significant and original, but noted that "unfortunately, the part that is significant is not original, and the part that is original is not significant."
I do not intend to describe the study in detail, but several points are directly relevant to the topic of this paper. There was some skepticism at first about trying to define the dissertation in a discipline-free way. Some people doubted that they could have productive discussions about the concept of the dissertation across fields as different, for example, as chemistry and classics. As it turned out, there was agreement across all fields that the dissertations served two purposes: to allow students to demonstrate that they could do whatever people in that field did when they did research, and to produce research that constituted a (significant? original?) contribution to knowledge. These two very different skills are generally considered necessary conditions for the award of the Ph.D. degree in most countries and educational systems.

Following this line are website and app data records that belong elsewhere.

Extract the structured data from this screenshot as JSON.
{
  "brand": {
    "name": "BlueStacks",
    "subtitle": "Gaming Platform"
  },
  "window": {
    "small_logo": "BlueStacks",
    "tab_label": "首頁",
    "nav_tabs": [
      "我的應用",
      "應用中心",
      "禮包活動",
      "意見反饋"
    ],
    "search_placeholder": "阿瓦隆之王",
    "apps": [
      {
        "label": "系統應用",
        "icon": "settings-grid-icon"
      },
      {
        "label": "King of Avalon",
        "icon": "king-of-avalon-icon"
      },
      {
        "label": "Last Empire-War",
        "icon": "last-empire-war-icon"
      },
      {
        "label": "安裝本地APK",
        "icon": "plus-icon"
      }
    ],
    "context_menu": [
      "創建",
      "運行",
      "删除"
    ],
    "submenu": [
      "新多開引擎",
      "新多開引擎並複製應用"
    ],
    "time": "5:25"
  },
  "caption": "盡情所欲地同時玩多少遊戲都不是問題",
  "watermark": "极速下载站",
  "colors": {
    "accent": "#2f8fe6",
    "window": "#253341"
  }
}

There was, however, some divergence of opinion (mainly by discipline, although occasionally by institution) about what constituted appropriate Ph.D. research. At some institutions, laboratory research on topics that rank high in national funding priorities was considered most appropriate, since they were thought to represent a kind of "peer" consensus of significance. In some areas, research in theoretical areas was valued more highly than research on practical problems. As stated by one physicist, "Ideally, a dissertation project would be self-contained, would allow individual initiative to flourish, and would address philosophically interesting and non-trivial issues." In practice, many styles of research in physics are not compatible with these "ideas." A graduate dean put it more generically: ''Whether the student works alone or on a team, the research project should be an original, theory-driven investigation characterized by rigorous methodology and capable of making a significant contribution to knowledge about the subject under study."
Historically, research has been the characterizing element of doctoral education. Whatever else was done, research was always the centerpiece. Doctoral students had to complete, as in Ireland, "[a] substantial thesis making a significant, original contribution to knowledge." 2 This was the only requirement for the degree, and much the same held true for almost all European and Asian universities. (It is interesting and perhaps revealing to note that in these countries, demonstration of the ability to do original and independent research was referred to as "preparation for an academic career.") Although some or even most students might take courses, the main tasks (as stated, for example, in Japan) "are to submit a doctoral dissertation and pass an oral examination within three years."3 In some countries, notably China and Japan, it is possible to obtain the degree without being at the university, by submitting evidence of research accomplishments acceptable to the faculty. There are variations of this in other countries, including the United States.
The idea of required courses, or of a graduate program involving both research and coursework, has been associated primarily with the United States and Canada and is gradually becoming the norm in most places. The principal reasons for this are related to the desire to provide students with a broader background so that they will be better prepared for a wider variety of career options, and to ensure some general understanding of their fields, particularly as the number of students increases. As Stuart Blume points out, "The attractiveness of the North American model has derived from the fact that it has seemed able to ensure effective and efficient training of researchers on a much greater scale than has been usual